  • Throughout the consultations, leisure swimming pools were the most significantly mentioned.


In reference to ‘how the proposal will address health inequalities across the borough’, the Assistant Director (Communities) and Cllr Mochrie-Cox explained the following:


  • They were aware of the discrepancies locally in terms of health, particularly obesity relating to active participation, and the challenges that it presented.
  • The importance of getting a presence from the health sector into the leisure centre was discussed.
  • High importance was given to the engagement of children and a progression route to build healthier habits and keep them interested in the leisure centre as they got older.
  • There was hope individuals would influence other members of their families, and this wouldn’t just be about the facilities in the building but making use of outdoor spaces.
  • As a result of changing health legislation, integrated care partnerships, in collaboration with local authorities, sought to develop a higher level of care. The proposed leisure centre addressed ways to prevent people from becoming unhealthy.
  • Infrastructure was at the heart of on-going regeneration health planning, and they welcomed wider partnerships.
  • Through integrated care partnerships, work was conducted with local universities, such as Canterbury Christ Church and Kent. The need for health facilities was vast, such as helping people to quit smoking, eat healthier, and ensuring the café was as healthy as possible whilst respecting the need for choice.
  • The advantages to building the leisure centre meant that consideration can be given to future-proofing the building. Accessibility has been at the heart of the project, where infrastructure such as pool detection cameras were able to alert lifeguards.
  • The future-proofing elements to the proposed leisure centre will cater to the everchanging sports demands, e.g., ensuring sufficient storage and flexible studios.
  • Members were assured that the language around the ‘changing village’ would be clearer to reflect the safeguarding measures in place.
  • Members were assured that the most recent public consultation was not the final source of engagement.
  • A session at the current Cascade Leisure Centre was held to engage with current users on what they would like to see going forward. Comments were made regarding a health suite, and Members were assured this was a useful exercise.
  • The Membership numbers for the Cascades Leisure Centre have seen a slight decrease due to pop-up gyms, and the 24/7 access they offer.
  • The Online questionnaire was accessible by all, not just residents of the Borough. However, based on the preliminary results, the majority of those who completed the questionnaire were located within the Borough as postcodes were asked for.
  • A report of the responses will go to the Community and Leisure Cabinet Committee, as well as being a part of the planning application.
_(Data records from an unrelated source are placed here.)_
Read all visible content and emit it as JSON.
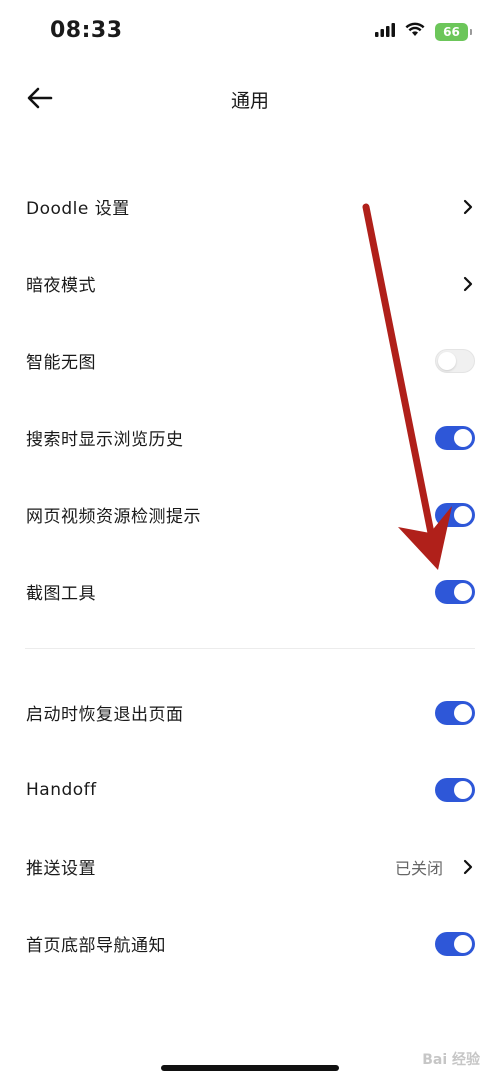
{
  "status_bar": {
    "time": "08:33",
    "battery": "66",
    "icons": [
      "signal-icon",
      "wifi-icon",
      "battery-icon"
    ]
  },
  "nav": {
    "title": "通用",
    "back_icon": "back-arrow-icon"
  },
  "section1": [
    {
      "label": "Doodle 设置",
      "control": "chevron"
    },
    {
      "label": "暗夜模式",
      "control": "chevron"
    },
    {
      "label": "智能无图",
      "control": "toggle",
      "on": false
    },
    {
      "label": "搜索时显示浏览历史",
      "control": "toggle",
      "on": true
    },
    {
      "label": "网页视频资源检测提示",
      "control": "toggle",
      "on": true
    },
    {
      "label": "截图工具",
      "control": "toggle",
      "on": true
    }
  ],
  "section2": [
    {
      "label": "启动时恢复退出页面",
      "control": "toggle",
      "on": true
    },
    {
      "label": "Handoff",
      "control": "toggle",
      "on": true
    },
    {
      "label": "推送设置",
      "control": "chevron",
      "value": "已关闭"
    },
    {
      "label": "首页底部导航通知",
      "control": "toggle",
      "on": true
    }
  ],
  "watermark": "Bai 经验",
  "colors": {
    "accent": "#2e57d8",
    "toggle_off": "#f0f0f0",
    "annotation_arrow": "#b0201a",
    "battery": "#6cc65a"
  }
}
The Chair asked the Director (Corporate Services) and the Assistant Director (Communities) to explain the environmental aspects of the project and how this helped the council to achieve net zero by 2030. The following was discussed:


  • The design of the building was presented as if the Lower Thames Crossing would not proceed. If the project did go ahead, they have committed to investigating the use of heat from their tunnels and sourcing power from the Lower Thames Crossing, which only further enhanced the green credentials of the building.
  • As a long-term investment, the proposed leisure centre would result in a saving in ongoing running costs. Carbon neutrality involves that initial investment. There was only one other Leisure Centre in the country that had been assessed as reaching Passivhaus standards, which was located in Exeter.